Rasmussen has found that 52 percent of those asked agree that the space shuttle program, now scheduled to conclude next July, has been worth the cost. 28 percent do not agree that the space shuttle program has been worth the cost, while 20 percent are not sure.
When it comes to whether the NASA budget should be cut back or increased, the results are even at 41 percent cut back and 41 percent increased, with 17 percent unsure.
Other results include:
“Forty percent (40%) of Americans feel the space program should be funded by the government, up slightly from April. Thirty-two percent (32%) say funding for the program should come from the private sector. Twenty-eight percent (28%) are undecided.
“Interestingly, most entrepreneurs and private company employees feel the space program should be government-funded, while the plurality of government workers feel the private sector should handle the expense.
“An overwhelming 72% say it’s at least somewhat important for the United States to have a manned space program, including 35% who say it’s Very Important. Only 21% say it’s not very or not at all important for the country to send humans into space.
“Once NASA ends its manned space shuttles, it will rely on unmanned missions for research purposes. Seventy-six percent (76%) say it’s important for the country to have a space program that relies on unmanned research spaceships, including 29% who say it’s Very Important. Sixteen percent (16%) don’t feel these types of space missions are important.
“Eighty percent (80%) have a favorable opinion of NASA, while just 14% have an unfavorable impression of the country’s space program. These findings include 32% who have a Very Favorable opinion and only four percent (4%) who have a Very Unfavorable view. In January, just 64% had a favorable opinion of NASA, and 20% did not.”
As usual, some of the results may have more to do with the nature of the question than people’s actual informed opinion. For instance, the question of whether NASA’s budget should be increased or decreased does not include information about how much NASA’s budget currently is. Other polling data suggest that many Americans have an exaggerated view of how much NASA spends per year, sometimes by orders of magnitude. The answers might change if the fact that NASA’s new budget is about $19 billion, and not $100 billion, was included in the question.
Also, the either/or nature of the “government vs. private” question gives a misleading answer. There is no choice that suggests that government and the private sector both have a role in conducting space exploration.

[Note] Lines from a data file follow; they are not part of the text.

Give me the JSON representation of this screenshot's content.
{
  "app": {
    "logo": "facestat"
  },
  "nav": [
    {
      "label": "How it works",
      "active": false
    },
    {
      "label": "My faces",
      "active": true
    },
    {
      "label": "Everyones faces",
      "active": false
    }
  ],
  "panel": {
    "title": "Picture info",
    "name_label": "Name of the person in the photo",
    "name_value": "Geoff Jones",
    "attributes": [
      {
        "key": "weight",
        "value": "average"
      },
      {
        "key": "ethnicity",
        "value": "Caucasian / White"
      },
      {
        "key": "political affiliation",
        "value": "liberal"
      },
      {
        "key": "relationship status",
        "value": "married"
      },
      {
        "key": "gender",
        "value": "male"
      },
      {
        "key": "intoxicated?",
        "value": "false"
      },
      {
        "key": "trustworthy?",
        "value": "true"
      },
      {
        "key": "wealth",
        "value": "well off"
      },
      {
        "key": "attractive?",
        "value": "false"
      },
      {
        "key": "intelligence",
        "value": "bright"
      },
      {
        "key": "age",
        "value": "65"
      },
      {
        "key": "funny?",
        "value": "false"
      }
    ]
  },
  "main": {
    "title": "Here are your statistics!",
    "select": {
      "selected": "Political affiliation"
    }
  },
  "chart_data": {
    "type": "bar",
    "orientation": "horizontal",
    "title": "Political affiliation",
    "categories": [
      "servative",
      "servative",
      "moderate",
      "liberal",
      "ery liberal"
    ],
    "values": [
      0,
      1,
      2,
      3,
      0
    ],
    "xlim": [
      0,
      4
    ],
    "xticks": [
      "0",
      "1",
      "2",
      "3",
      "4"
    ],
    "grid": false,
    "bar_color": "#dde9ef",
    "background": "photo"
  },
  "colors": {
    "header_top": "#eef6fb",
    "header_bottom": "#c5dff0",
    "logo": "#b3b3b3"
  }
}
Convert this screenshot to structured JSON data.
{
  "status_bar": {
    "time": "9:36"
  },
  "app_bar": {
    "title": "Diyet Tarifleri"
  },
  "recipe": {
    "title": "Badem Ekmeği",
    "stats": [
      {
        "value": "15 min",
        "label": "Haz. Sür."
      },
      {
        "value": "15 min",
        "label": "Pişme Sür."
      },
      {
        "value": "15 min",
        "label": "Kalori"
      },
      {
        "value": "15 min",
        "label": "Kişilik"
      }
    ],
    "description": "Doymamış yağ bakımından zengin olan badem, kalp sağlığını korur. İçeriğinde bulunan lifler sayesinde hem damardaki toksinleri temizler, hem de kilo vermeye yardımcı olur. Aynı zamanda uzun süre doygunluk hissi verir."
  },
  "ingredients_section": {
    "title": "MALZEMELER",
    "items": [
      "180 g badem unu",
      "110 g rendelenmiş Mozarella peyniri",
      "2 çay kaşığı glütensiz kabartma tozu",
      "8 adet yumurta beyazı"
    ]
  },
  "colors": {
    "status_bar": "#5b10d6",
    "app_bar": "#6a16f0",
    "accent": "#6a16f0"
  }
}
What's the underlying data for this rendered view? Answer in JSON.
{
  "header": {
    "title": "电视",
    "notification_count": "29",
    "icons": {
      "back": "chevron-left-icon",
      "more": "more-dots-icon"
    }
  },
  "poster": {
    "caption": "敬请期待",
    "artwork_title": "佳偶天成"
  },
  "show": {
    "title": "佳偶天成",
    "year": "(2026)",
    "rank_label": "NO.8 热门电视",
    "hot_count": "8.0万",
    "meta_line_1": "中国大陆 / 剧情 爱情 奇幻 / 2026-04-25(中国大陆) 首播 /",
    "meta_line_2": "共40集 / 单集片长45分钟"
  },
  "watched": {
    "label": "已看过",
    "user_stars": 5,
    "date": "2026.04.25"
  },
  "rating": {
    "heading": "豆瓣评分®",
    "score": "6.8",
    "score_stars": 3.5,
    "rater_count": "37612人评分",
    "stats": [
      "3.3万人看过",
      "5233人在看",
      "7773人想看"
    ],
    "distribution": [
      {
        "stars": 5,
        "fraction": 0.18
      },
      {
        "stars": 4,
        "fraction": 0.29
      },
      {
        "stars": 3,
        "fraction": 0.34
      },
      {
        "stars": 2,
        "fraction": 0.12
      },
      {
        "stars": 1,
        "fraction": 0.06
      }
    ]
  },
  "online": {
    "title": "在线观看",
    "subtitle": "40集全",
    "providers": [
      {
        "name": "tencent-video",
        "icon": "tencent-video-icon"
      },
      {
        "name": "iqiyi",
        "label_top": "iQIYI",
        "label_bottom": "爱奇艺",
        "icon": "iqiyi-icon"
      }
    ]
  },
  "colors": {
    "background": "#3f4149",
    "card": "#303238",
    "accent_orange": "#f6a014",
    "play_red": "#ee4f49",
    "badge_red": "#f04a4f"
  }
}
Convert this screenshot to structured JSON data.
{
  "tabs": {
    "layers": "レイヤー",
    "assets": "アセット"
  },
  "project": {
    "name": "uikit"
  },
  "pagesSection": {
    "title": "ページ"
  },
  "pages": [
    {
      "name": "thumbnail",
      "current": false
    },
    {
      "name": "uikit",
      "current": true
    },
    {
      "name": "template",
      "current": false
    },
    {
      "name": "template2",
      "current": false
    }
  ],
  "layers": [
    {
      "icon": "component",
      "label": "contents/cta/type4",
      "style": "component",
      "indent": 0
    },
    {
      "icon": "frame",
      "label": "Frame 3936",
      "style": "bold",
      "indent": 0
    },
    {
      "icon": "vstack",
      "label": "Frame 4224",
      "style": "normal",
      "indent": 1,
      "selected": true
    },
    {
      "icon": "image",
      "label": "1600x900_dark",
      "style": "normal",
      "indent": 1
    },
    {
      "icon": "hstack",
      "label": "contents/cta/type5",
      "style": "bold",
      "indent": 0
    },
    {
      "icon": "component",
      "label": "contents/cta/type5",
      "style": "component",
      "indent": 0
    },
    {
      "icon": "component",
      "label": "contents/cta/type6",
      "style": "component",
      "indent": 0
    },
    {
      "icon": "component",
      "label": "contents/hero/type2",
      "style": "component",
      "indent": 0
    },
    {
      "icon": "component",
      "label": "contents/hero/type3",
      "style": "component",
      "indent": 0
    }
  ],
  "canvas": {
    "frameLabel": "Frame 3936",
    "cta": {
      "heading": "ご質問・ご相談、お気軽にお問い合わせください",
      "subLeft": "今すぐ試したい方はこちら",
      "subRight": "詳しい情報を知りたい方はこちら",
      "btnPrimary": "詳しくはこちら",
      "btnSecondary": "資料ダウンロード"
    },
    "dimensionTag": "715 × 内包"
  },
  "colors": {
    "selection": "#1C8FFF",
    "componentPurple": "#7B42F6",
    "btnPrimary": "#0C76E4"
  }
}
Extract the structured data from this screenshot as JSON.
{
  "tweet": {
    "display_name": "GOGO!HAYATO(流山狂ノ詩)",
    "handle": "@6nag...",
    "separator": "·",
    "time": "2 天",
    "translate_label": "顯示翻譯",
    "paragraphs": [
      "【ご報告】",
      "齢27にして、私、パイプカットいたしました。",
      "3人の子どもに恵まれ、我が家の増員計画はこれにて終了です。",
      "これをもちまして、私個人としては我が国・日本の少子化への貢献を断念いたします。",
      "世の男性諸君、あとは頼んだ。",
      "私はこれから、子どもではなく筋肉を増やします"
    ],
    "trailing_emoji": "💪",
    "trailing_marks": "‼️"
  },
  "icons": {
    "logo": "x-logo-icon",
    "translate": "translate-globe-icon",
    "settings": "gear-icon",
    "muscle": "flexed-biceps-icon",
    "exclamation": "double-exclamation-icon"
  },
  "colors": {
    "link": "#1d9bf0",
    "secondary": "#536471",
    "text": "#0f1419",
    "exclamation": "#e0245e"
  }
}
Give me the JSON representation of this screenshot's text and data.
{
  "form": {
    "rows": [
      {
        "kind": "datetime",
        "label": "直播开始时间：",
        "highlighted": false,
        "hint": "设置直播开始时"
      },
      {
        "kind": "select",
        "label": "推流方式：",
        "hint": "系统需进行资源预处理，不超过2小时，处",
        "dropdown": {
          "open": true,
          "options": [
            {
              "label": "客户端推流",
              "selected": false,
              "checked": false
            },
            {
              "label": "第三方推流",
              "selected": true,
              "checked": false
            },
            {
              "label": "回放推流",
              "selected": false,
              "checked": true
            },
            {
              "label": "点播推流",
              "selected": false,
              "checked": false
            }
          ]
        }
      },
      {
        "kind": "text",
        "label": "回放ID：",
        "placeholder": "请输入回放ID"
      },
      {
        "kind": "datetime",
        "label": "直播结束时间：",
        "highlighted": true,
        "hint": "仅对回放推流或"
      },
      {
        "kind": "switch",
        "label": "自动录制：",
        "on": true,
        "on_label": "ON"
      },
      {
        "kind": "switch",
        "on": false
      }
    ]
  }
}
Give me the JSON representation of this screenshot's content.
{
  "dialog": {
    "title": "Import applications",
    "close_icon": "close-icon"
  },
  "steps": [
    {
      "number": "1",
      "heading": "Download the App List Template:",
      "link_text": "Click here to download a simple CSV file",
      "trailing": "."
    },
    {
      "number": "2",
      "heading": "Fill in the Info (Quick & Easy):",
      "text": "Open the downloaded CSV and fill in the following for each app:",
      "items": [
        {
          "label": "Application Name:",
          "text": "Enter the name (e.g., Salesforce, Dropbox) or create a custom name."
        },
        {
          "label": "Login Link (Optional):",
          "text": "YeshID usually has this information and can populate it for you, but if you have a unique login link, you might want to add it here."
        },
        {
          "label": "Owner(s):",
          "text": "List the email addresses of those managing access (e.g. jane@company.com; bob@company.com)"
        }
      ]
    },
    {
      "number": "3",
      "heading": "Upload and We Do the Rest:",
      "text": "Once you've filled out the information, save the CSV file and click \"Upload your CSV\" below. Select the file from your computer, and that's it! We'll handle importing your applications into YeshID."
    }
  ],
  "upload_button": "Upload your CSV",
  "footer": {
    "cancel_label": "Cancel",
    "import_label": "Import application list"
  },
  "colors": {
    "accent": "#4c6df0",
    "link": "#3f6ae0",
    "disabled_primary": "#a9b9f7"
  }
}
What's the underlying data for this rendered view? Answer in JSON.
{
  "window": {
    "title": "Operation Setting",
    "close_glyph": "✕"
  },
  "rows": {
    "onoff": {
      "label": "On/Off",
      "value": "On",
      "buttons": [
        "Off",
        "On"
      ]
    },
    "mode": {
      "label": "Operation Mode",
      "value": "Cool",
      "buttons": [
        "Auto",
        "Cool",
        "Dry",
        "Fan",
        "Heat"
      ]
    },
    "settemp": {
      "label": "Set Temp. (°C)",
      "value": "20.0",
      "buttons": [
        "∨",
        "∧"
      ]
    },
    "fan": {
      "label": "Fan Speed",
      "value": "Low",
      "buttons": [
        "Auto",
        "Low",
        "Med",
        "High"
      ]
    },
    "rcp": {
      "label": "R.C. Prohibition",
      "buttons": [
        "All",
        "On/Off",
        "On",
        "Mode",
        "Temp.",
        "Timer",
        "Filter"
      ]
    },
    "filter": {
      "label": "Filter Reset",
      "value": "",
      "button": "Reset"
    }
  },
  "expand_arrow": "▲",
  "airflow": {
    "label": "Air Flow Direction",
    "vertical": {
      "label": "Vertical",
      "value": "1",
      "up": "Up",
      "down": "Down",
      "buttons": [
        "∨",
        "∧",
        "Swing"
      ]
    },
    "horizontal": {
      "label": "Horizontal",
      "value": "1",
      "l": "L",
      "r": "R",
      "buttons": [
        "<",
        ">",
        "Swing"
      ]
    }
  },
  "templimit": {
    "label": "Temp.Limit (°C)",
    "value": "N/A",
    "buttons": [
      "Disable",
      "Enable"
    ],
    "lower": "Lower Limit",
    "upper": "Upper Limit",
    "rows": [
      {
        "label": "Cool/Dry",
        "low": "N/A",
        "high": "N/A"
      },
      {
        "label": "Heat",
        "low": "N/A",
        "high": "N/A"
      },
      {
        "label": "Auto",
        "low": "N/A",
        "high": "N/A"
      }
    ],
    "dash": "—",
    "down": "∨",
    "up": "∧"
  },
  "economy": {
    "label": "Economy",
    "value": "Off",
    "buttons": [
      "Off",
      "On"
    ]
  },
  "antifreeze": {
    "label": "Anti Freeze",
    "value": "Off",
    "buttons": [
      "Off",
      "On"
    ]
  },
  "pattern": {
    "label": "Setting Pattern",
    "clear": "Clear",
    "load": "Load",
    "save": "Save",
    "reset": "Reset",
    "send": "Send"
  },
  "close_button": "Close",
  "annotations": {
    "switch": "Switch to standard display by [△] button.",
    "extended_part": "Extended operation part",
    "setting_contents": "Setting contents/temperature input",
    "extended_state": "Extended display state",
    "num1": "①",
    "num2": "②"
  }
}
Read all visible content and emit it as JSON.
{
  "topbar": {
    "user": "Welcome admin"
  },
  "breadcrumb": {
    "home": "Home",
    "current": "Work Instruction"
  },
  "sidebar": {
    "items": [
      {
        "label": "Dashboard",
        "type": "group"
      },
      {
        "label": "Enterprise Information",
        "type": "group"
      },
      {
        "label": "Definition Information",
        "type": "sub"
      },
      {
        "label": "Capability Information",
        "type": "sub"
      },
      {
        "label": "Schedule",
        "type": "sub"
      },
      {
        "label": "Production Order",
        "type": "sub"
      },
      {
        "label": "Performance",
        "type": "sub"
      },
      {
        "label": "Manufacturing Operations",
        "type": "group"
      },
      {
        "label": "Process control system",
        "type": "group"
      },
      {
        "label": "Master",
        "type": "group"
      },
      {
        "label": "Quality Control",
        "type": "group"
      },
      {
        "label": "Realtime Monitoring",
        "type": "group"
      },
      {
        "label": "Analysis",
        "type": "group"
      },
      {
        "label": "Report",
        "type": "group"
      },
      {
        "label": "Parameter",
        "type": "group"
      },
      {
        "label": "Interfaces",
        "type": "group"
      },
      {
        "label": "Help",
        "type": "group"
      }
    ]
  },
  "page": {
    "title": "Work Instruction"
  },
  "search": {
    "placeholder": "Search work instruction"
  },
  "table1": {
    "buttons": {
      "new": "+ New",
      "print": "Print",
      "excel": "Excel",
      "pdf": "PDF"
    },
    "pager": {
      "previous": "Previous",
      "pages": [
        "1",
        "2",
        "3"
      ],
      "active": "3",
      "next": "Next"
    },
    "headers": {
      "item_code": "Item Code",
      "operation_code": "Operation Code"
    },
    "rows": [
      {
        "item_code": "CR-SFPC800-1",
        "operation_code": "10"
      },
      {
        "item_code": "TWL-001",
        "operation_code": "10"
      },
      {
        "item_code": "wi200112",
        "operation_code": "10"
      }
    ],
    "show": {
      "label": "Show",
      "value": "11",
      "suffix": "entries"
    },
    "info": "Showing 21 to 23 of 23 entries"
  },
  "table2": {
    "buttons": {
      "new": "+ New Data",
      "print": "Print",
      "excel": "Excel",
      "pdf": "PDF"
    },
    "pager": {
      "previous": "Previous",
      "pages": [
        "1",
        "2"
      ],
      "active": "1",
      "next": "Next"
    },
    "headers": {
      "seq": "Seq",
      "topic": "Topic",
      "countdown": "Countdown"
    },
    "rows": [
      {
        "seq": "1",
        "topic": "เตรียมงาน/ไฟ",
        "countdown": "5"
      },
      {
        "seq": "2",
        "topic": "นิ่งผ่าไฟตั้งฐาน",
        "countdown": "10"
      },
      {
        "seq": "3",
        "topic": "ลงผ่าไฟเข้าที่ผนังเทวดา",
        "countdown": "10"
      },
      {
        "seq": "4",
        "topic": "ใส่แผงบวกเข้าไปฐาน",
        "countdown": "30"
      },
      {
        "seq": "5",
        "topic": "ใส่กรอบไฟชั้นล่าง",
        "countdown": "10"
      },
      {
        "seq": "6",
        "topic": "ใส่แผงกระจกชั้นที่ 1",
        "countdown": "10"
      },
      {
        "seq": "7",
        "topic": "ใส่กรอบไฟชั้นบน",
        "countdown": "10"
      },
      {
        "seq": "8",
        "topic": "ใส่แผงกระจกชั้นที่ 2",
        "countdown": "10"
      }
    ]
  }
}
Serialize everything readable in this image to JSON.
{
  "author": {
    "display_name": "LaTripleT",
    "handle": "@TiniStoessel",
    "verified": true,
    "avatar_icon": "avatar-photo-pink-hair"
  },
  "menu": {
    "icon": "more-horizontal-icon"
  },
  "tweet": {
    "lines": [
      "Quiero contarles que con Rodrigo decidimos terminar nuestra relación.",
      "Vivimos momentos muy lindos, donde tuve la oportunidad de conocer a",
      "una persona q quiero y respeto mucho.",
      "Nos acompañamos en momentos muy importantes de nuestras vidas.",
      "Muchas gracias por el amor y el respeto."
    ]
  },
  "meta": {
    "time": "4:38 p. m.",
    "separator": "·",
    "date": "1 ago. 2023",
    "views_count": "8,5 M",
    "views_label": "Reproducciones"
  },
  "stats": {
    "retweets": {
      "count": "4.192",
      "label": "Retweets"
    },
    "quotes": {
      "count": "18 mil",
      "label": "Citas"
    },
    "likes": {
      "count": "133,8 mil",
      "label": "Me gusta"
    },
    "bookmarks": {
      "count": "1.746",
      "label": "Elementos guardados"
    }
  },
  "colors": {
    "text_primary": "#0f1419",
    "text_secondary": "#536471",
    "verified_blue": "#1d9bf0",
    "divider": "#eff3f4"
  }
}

One interesting result is that people in the private sector tend to believe that government should pay for space exploration while people in government believe that the private sector should pay. That suggests that people in private business may know a thing or two about what private business can and cannot do. On the other hand, perhaps people in government may have an inflated view of the current capabilities of the commercial sector.
As Rasmussen notes, the current results are slightly more favorable toward the space program than previous polling. That would tend to suggest the public debate over President Obama’s new space policy may be having an effect on public opinion.
Source: 52% Say Space Shuttle Program Has Been Worth The Cost, Rasmussen Reports, October 5th, 2010